I Am the Worst Actor in the World.
I'm playing Angelo, a tricky role in the best of circumstances. He's the "villain" of the piece, who goes from puritanical legalist to attempted rapist overnight. Actually, it's faster than overnight; it turns very nearly on a dime.
Now I've played bad guys before; Cassius' motives were somthing short of pure. And I've played a sex-crazed womanizing bastard before; in fact I wrote myself a part in Project Evil's Held for the express purpose of getting a chance to stretch as an actor. But I was just nervous and self-conscious all night last night, in ways I haven't been in a rehearsal room for well over a decade. I really should be better than this.
Part of it may be simple distraction. I was working last night with the specter of a business trip kind of looming; I am in fact typing this in the Charlotte airport on my way to Cedar City Utah and the Shakespeare Theatre Association of America conference (by way of one night in Las Vegas). So I had this long trip on my mind, as well as the fact that I'm about to be spending the next five days with 130 people who are all, frankly, far more knowledgeable and passionate about Shakespeare than I am.
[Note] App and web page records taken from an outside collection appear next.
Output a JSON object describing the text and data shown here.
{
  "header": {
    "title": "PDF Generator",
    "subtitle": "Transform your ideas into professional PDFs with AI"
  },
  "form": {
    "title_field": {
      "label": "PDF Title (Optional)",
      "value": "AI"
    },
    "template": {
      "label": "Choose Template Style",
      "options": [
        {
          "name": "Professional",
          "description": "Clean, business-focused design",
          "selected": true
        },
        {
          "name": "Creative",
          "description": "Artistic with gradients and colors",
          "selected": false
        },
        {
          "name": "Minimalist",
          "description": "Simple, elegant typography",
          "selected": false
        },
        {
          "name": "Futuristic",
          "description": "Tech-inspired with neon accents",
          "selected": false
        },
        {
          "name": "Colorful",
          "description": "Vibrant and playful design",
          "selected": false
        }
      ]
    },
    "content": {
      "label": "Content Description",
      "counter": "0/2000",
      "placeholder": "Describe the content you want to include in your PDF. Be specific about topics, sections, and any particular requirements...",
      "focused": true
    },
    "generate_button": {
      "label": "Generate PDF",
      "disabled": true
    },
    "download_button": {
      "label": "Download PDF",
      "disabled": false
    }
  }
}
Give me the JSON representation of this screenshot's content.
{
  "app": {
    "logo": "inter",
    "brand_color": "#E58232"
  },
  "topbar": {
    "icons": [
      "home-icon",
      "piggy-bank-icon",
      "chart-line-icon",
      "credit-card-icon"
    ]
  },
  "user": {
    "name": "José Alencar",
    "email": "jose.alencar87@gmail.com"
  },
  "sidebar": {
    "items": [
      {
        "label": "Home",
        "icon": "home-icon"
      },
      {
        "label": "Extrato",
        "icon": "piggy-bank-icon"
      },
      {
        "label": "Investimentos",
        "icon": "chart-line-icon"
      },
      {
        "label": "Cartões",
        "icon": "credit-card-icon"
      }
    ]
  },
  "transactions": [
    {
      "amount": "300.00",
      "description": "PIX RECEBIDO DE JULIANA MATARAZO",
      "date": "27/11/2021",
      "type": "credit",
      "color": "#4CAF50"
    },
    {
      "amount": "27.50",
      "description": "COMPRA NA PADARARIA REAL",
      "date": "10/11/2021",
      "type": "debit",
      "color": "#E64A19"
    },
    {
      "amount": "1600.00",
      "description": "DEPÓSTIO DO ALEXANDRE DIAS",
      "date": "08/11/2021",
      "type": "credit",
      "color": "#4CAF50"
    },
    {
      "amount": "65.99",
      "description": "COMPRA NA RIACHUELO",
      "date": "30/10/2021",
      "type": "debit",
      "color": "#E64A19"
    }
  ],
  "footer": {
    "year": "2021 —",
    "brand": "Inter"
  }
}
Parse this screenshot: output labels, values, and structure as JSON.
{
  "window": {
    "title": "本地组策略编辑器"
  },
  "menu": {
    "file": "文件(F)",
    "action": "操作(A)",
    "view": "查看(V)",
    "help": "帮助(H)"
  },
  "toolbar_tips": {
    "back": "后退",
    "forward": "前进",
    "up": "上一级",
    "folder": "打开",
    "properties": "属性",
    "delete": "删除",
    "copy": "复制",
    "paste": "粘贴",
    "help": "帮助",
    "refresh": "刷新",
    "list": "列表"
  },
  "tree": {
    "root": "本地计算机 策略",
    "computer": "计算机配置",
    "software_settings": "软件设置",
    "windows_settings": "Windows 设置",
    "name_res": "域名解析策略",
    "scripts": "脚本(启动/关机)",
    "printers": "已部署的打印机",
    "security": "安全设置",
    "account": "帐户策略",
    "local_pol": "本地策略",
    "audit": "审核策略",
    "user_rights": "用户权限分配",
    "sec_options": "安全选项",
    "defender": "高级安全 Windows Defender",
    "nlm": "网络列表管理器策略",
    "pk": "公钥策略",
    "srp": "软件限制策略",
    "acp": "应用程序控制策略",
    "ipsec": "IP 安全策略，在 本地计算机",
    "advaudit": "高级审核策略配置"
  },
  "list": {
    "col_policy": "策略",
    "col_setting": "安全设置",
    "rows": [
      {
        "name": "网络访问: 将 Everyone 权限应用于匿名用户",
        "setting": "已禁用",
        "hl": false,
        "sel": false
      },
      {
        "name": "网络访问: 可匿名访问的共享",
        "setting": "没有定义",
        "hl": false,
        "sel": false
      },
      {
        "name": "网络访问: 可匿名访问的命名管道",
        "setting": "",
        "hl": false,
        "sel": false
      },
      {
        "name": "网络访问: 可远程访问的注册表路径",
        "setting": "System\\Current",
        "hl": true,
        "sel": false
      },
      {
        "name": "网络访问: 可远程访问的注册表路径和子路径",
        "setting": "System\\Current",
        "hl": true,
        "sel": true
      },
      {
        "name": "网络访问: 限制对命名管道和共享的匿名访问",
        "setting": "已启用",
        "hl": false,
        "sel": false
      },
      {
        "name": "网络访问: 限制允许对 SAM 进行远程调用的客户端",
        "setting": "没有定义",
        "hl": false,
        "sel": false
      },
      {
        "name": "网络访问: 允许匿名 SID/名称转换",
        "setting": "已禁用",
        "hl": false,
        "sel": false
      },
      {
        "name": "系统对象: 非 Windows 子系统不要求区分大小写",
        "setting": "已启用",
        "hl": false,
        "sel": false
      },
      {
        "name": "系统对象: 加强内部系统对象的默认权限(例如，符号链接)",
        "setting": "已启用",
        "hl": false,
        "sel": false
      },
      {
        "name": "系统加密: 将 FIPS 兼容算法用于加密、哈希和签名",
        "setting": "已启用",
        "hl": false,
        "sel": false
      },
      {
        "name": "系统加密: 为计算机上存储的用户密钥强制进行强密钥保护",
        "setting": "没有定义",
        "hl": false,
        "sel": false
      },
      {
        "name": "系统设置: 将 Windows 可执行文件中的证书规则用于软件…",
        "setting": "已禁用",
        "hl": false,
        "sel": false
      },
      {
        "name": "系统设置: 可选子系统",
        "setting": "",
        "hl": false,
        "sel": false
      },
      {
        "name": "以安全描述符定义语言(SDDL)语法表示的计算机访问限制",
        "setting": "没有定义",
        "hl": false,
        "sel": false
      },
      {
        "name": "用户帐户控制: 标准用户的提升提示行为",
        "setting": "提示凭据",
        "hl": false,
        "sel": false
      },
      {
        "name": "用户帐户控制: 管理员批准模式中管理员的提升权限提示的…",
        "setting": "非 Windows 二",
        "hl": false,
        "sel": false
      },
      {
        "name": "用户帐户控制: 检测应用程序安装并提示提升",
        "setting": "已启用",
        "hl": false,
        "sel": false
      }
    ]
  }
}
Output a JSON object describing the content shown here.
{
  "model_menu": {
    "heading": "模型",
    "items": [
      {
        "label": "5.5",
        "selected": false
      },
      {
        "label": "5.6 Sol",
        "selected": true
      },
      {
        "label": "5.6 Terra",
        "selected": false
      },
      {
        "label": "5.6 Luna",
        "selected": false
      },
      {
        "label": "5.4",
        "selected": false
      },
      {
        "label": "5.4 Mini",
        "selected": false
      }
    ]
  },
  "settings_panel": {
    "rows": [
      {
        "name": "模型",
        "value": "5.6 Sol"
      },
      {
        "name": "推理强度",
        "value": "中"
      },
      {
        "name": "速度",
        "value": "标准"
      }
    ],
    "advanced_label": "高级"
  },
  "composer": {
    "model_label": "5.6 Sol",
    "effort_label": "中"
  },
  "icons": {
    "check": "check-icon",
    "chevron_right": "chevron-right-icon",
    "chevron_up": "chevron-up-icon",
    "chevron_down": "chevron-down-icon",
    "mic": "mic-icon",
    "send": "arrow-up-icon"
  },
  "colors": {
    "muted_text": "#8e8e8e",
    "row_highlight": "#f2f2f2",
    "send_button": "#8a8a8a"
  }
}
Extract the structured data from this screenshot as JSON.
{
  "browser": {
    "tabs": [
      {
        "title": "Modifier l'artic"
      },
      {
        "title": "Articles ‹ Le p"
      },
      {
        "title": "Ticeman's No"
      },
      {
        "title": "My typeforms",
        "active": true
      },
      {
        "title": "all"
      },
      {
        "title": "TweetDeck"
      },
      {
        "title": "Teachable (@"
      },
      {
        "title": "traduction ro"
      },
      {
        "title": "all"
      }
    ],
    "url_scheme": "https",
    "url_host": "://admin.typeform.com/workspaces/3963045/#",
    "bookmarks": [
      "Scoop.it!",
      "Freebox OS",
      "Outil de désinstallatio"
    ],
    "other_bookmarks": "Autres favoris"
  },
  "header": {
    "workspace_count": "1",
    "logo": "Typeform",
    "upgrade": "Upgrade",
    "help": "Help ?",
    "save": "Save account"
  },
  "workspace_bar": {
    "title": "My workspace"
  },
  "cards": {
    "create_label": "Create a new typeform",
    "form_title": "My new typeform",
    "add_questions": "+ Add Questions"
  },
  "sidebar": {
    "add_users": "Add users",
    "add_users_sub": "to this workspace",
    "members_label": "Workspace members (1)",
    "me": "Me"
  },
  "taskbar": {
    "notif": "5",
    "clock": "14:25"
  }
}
Part of it is, of course, the simple facts of early rehearsal: my script is still in my hand, I haven't made much of any decisions about my intentions in the scene, I'm trying to remember the blocking we tried when we ran it a minute ago, I'm trying to write blocking in. Part of it is the subject matter of the scene; if I was comfortable with the first rehearsal of a scene involving sexual coersion I would probably not be the man I want to be. And honestly, part of it is the fact that my scene partner, Liz Blake, is really pretty, and I have always been shy and stupid around pretty girls. (Yes, I know; I've been married for ten and a half years to an incredibly beautiful woman; she's pretty much the only one who doesn't turn me into a blithering idiot by making eye contact.) Liz is a great friend, she's my unofficial little sister, and we've worked together a bunch in the past few years. I should be much more comfortable; I should be able to do this better.
What really bothered me was that I wasn't coming up with much of anything in the way of concrete or interesting ideas, and when I did hit what I thought was a spark of something, James (who, I must mention, is very nearly my favorite director of all time, right up there with Gary Hopper) steered me toward something else, pretty much every time. And James' ideas were so rich, so vibrant, and so damn interesting that I frankly spent the whole night pissed at myself for being so utterly bland and boring. I just couldn't focus all night.
You know, I'm pretty good at this. Art hasn't always come exactly easily to me, but it's at least come naturally; even when it's a struggle I can usually see where I'm eventually headed. Right now I don't see it. So now I'm in the Charlotte airport, waiting for a flight, angry with myself, realizing I can't listen to music on the plane because my MP3 player is in my freaking phone, I should be working on my lines, and today just sucks. I am the worst actor in the world.
So thank God for rehearsal.
Let's get real here. It was the first time running the play's most difficult scene. It was script in hand. We have four more weeks to make it better. It's a hard freaking role. It's fracking Shakespeare. And theatre is a collaborative effort, not a contest. James knows what he's doing; it's his job to have better ideas than mine. It's my job to put flesh on his ideas, to realize them in the best way that I can. As Jennifer Massey taught me, I am sufficient. As Stanislavski taught me, and as I try so desperately to teach my acting students, who I am is infinitely more interesting than anything I could ever make up.
Because here's the thing: rehearsals are all about failure. It's what they're designed for. Where else can you try something that sucks, find out it sucks, say "Wow, that sucked," and determine to do something else instead. I've got four weeks to discover something else. Not I, we.
So thank goodness I sucked so badly last night. And believe me, I sucked the joint up bigtime. Rehearsal is for theatre artists to, in the words of Aaron Anderson, "Take the suck out."